A sailing yacht can vary in overall length from about 20 feet to well over 300 feet. However, most privately owned yachts fall on the range of about 20 feet to about 50 feet. Yachts above 30 m or 90 feet tend to be described as Superyachts.
Monohull yachts are typically fitted with a fixed or adjustable keel below the waterline to counterbalance the overturning force of wind on the vessel’s sails.
By contrast, Multihull yachts (a Catamaran for example) use two or more hulls separated from each other to provide a stable base that resists overturning.
The yacht that Ellen McArthur crossed the globe in for example was a trimaran. (pictured above).
Apart from the monohulls, multihulls and catamarans described above, sailing yachts are also described by the configuration of their masts.
In this regards, there are a variety of distinct types, and each has their own characteristics. Some are very common, others are rarely seen, but all have their enthusiasts. As you look through the pages of the ‘Boats for Sale’ classifieds, you’ll frequently see these terms.
A single-masted, fore-and-aft-rigged sailing boat with a short standing bowsprit or none at all and a single headsail set from the forestay.
The most common type of yacht these days it has the basic design for most modern boats. A sloop will also usually carry a spinnaker for going downwind.
A two-masted fore-and-aft-rigged sailing vessel with a mizzenmast stepped aft of a taller mainmast but forward of the rudder.
If it has two masts it is a ketch or a yawl. With a ketch the mast is in front of the rudder. Usually very elegant boats they can be a bit of a handfull to sail.
A two-masted fore-and-aft-rigged sailing vessel similar to the ketch but having a smaller jigger- or mizzenmast stepped abaft the rudder. Also called dandy.
The yawl is a fairly distinctive boat, usually having a small mast perched on the stern. Often these are seen out in gale force winds with only the storm jib and the mizzenmast rigged.
A fore-and-aft rigged sailing vessel having at least two masts, with a foremast that is usually smaller than the other masts.
The ketch and yawl both have two masts, but the smaller mast is usually at the stern. With the schooner the smaller mast is usually forward. Usually schooners are Tall Ships, or luxury yachts.
Until the 1950s almost all yachts were made of wood but nowadays fibreglass, steel and aluminium are frequently used in construction.
Modern yachts have efficient sails that allow them to sail into the wind. This capability is the result of a sail plan and hull design (typically a sloop rig) that utilizes Bernoulli’s principle to generate lift.

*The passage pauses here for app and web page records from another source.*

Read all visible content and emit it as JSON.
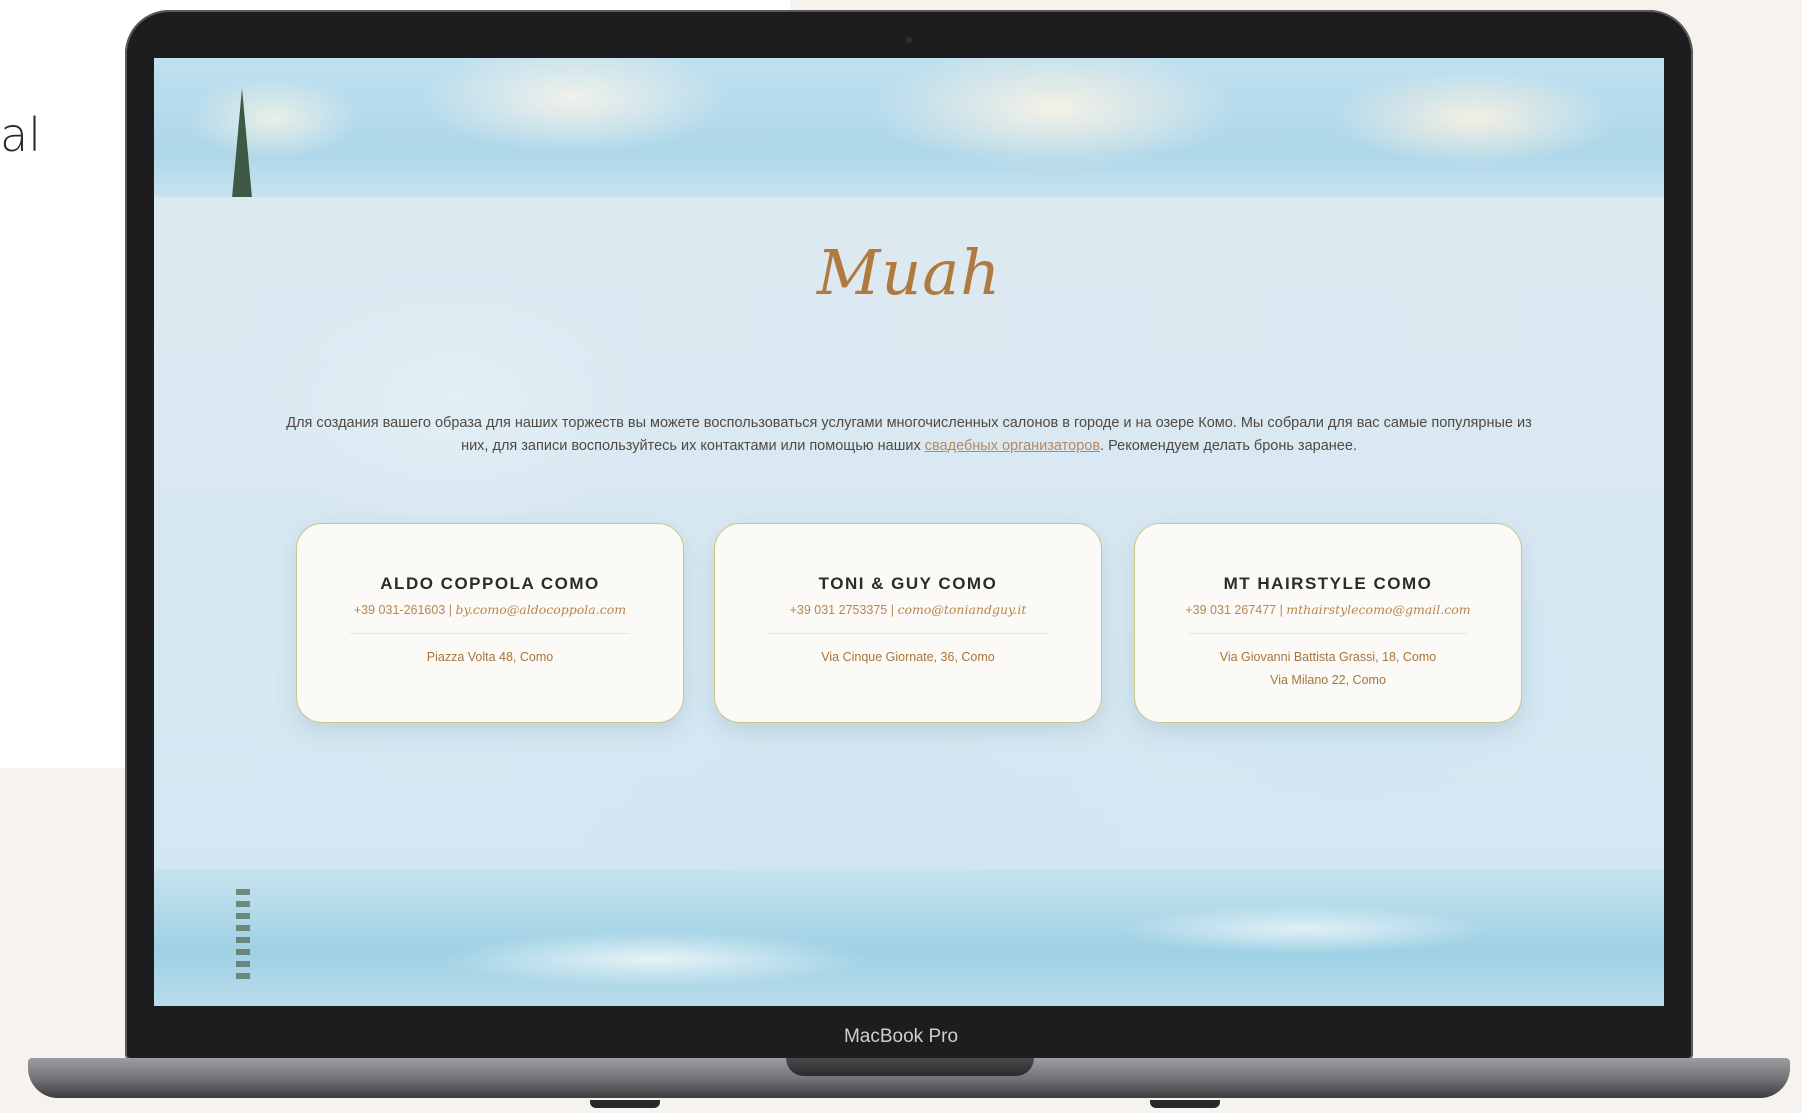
{
  "side_text": "al",
  "device": {
    "model_label": "MacBook Pro"
  },
  "page": {
    "logo": "Muah",
    "intro_before": "Для создания вашего образа для наших торжеств вы можете воспользоваться услугами многочисленных салонов в городе и на озере Комо. Мы собрали для вас самые популярные из них, для записи воспользуйтесь их контактами или помощью наших ",
    "intro_link": "свадебных организаторов",
    "intro_after": ". Рекомендуем делать бронь заранее.",
    "salons": [
      {
        "name": "ALDO COPPOLA COMO",
        "phone": "+39 031-261603",
        "email": "by.como@aldocoppola.com",
        "addresses": [
          "Piazza Volta 48, Como"
        ]
      },
      {
        "name": "TONI & GUY COMO",
        "phone": "+39 031 2753375",
        "email": "como@toniandguy.it",
        "addresses": [
          "Via Cinque Giornate, 36, Como"
        ]
      },
      {
        "name": "MT HAIRSTYLE COMO",
        "phone": "+39 031 267477",
        "email": "mthairstylecomo@gmail.com",
        "addresses": [
          "Via Giovanni Battista Grassi, 18, Como",
          "Via Milano 22, Como"
        ]
      }
    ],
    "separator": " | "
  },
  "colors": {
    "accent_gold": "#b07a3f",
    "card_border": "#c6c88a",
    "card_bg": "#fbfaf6"
  }
}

Unlike sailing yachts, motor yachts depend upon mechanical means for propulsion. These are more expensive to operate than sailing vessels due to fuel costs and the large engines typically used. A more economical hybrid type of vessel is a motor sailing yacht that can use either sail or motor propulsion (or both) as conditions dictate.